Problem description
Take every line from the listing below that includes "image" and copy it.

Material to process
● ● ● ● ● ● ●

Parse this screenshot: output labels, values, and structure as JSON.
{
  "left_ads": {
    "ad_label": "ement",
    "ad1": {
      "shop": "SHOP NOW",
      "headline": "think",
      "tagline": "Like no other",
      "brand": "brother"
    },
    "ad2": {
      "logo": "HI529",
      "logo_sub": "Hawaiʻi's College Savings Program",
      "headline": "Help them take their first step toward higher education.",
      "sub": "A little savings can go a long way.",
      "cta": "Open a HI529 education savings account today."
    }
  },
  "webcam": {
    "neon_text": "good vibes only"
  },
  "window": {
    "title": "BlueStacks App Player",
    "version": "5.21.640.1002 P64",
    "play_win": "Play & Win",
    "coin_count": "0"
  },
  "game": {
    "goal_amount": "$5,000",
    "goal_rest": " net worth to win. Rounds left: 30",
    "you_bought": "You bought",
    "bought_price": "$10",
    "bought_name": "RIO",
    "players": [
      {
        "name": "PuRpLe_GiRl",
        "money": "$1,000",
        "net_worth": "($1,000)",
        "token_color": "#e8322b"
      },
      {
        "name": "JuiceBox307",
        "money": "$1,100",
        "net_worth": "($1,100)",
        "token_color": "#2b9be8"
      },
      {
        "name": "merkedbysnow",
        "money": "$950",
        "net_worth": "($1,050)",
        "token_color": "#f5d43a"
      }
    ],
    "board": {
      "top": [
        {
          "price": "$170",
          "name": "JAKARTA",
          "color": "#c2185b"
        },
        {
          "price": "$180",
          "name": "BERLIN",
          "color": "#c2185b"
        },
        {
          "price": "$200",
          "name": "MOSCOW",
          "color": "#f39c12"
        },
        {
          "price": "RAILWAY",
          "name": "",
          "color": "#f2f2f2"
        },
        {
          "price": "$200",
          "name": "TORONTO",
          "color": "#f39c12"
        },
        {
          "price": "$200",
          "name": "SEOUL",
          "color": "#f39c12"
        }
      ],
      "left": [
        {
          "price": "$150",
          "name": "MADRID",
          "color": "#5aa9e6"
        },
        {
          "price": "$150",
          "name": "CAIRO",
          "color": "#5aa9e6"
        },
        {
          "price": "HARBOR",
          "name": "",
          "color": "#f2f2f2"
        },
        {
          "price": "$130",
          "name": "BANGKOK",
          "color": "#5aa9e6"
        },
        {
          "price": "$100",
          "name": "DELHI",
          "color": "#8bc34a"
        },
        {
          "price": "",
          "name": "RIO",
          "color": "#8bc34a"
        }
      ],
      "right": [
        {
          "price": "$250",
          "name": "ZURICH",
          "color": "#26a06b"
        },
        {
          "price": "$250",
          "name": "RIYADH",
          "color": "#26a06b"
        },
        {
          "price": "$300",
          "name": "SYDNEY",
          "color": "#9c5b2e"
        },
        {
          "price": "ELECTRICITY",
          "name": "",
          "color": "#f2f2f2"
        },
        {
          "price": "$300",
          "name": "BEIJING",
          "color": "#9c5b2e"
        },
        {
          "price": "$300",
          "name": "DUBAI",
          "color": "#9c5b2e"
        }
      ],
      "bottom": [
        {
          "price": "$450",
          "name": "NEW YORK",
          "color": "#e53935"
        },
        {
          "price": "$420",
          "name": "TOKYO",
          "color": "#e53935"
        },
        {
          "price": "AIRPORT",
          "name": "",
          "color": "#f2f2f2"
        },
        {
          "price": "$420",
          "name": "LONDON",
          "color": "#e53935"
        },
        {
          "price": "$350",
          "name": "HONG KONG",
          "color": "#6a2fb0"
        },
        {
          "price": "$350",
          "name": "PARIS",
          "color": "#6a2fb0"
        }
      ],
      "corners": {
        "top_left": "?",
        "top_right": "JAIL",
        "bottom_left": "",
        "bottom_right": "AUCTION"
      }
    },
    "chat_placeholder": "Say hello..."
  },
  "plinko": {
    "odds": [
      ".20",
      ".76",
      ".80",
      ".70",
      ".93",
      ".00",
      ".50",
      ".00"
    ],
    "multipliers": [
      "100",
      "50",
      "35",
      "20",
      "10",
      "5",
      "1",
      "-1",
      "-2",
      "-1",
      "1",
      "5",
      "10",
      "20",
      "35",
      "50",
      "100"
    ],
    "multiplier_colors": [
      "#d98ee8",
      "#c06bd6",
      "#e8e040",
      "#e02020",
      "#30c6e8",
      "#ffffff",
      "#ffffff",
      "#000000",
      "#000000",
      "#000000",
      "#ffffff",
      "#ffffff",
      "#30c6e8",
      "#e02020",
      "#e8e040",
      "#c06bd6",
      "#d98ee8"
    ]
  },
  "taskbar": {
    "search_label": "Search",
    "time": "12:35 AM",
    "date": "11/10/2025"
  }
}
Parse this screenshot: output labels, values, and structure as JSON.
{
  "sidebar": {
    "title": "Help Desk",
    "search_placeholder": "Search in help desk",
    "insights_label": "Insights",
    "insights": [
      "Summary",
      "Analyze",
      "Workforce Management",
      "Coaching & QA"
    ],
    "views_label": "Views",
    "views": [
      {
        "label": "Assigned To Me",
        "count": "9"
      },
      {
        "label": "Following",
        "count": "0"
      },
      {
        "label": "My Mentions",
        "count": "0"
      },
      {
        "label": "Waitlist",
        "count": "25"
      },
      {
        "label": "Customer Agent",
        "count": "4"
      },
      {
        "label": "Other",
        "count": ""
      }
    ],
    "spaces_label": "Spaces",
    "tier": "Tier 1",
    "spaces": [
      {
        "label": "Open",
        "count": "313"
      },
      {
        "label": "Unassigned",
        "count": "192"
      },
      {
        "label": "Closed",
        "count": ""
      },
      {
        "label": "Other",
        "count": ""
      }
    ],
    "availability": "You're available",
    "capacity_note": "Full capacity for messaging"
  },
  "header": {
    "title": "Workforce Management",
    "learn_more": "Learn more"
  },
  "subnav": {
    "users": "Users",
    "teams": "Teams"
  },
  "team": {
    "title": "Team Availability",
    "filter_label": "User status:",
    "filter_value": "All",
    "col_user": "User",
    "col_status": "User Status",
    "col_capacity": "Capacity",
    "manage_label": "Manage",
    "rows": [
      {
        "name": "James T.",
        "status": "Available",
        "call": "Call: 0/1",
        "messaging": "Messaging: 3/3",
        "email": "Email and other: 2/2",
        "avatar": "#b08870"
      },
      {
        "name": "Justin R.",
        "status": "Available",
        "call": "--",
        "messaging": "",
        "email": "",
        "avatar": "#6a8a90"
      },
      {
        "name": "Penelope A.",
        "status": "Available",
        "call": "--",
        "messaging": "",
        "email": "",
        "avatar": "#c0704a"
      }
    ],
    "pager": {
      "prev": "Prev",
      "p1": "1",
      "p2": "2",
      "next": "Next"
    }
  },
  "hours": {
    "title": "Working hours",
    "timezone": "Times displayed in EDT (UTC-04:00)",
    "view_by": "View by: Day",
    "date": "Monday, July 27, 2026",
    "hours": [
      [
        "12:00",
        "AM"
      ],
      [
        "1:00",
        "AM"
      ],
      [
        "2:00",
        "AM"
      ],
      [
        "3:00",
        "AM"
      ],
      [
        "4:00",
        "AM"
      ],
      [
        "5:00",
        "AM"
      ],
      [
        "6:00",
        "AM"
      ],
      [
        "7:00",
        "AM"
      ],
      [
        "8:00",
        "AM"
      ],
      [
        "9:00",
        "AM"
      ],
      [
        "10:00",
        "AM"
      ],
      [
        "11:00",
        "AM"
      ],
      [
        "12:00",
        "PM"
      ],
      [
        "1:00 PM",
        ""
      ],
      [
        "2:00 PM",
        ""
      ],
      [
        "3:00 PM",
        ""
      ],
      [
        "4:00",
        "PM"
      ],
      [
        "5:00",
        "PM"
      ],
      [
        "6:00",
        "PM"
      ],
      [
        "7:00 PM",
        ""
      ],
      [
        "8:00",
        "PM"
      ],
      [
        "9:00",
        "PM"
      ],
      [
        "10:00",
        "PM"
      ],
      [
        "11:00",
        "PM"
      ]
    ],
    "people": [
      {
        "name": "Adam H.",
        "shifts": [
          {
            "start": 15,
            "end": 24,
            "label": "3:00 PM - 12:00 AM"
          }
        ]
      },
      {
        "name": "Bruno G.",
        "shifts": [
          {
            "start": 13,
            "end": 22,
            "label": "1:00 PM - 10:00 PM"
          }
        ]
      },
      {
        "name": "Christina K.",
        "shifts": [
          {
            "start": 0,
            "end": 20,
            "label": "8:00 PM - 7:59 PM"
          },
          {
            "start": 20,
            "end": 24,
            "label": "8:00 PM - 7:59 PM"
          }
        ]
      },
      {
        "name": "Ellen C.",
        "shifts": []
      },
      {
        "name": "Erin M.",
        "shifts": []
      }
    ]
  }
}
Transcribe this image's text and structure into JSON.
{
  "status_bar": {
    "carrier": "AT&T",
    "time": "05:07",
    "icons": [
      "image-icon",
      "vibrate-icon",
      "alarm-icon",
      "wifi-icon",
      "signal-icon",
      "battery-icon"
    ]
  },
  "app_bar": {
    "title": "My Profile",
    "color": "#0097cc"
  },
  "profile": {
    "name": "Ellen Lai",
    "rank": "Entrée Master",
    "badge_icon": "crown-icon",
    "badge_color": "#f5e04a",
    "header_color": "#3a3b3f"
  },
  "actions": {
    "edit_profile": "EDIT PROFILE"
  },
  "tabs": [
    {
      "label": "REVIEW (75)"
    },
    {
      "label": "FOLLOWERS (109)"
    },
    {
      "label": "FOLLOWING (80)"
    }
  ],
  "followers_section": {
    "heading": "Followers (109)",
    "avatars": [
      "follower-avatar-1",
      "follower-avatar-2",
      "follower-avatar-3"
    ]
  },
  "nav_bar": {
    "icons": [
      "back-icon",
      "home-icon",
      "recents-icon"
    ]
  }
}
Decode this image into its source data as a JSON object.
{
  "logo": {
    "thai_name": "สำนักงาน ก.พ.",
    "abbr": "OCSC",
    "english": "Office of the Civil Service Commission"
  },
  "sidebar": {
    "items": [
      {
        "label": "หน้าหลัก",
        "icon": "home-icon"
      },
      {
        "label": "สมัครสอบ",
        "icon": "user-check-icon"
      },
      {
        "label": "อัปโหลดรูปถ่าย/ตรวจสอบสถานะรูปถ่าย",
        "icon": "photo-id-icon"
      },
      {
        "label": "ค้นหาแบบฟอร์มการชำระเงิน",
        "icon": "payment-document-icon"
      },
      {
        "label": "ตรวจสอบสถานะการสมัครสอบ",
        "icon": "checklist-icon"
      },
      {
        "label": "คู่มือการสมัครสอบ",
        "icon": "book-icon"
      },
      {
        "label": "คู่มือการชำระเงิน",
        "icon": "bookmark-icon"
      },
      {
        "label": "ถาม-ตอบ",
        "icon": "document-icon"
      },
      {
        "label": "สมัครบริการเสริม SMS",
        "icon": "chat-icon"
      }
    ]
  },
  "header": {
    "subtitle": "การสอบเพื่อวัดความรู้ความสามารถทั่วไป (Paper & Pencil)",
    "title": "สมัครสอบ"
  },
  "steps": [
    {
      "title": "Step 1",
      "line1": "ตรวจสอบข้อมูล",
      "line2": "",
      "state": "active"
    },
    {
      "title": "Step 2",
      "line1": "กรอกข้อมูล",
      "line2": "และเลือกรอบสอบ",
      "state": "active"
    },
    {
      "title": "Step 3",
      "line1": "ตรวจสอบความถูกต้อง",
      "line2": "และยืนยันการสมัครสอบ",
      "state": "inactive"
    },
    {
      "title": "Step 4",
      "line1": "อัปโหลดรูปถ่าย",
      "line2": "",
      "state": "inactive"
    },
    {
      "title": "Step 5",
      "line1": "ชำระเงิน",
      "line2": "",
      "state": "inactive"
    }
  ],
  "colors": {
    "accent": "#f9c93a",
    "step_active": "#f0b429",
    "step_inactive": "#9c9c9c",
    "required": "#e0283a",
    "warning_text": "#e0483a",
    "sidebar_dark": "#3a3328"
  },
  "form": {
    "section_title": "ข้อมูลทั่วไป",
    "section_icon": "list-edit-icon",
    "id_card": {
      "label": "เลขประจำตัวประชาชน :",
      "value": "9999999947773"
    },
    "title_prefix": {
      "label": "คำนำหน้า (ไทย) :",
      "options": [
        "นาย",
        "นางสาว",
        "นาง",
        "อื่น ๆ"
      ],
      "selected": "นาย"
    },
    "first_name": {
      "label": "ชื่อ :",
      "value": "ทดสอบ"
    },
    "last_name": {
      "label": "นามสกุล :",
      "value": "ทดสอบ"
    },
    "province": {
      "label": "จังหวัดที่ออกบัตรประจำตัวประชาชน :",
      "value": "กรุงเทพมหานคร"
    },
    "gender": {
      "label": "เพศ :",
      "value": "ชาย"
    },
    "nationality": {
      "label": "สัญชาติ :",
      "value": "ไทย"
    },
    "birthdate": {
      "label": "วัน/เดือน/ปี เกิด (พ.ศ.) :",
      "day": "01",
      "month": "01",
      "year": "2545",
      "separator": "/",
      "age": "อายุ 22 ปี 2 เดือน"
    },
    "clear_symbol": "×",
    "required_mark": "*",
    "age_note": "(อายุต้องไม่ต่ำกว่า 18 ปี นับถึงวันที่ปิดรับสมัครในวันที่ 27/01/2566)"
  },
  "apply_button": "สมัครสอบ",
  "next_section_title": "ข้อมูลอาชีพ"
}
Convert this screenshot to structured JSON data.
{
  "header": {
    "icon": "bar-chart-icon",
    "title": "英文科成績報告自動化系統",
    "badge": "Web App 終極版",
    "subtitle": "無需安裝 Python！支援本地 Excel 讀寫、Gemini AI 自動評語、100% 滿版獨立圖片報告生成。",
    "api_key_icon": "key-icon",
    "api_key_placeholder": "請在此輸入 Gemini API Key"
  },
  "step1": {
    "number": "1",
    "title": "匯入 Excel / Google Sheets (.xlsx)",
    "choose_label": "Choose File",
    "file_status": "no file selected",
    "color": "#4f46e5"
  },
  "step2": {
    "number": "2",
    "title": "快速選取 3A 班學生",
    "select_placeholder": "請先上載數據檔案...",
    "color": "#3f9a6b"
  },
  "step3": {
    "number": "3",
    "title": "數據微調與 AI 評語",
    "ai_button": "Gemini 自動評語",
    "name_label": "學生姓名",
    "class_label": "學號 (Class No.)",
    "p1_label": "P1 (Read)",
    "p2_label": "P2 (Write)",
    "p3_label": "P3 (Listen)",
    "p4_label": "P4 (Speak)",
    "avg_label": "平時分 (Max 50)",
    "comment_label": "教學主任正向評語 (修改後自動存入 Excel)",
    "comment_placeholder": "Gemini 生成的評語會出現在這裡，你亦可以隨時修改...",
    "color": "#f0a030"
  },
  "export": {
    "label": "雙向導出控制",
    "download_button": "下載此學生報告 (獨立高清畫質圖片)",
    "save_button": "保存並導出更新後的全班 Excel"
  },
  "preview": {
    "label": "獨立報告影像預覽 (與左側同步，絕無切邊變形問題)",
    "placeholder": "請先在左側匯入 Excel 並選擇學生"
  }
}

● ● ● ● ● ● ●

Solution to the problem
Transcribe this image's text and structure into JSON.
      "image-icon",
Decode this image into its source data as a JSON object.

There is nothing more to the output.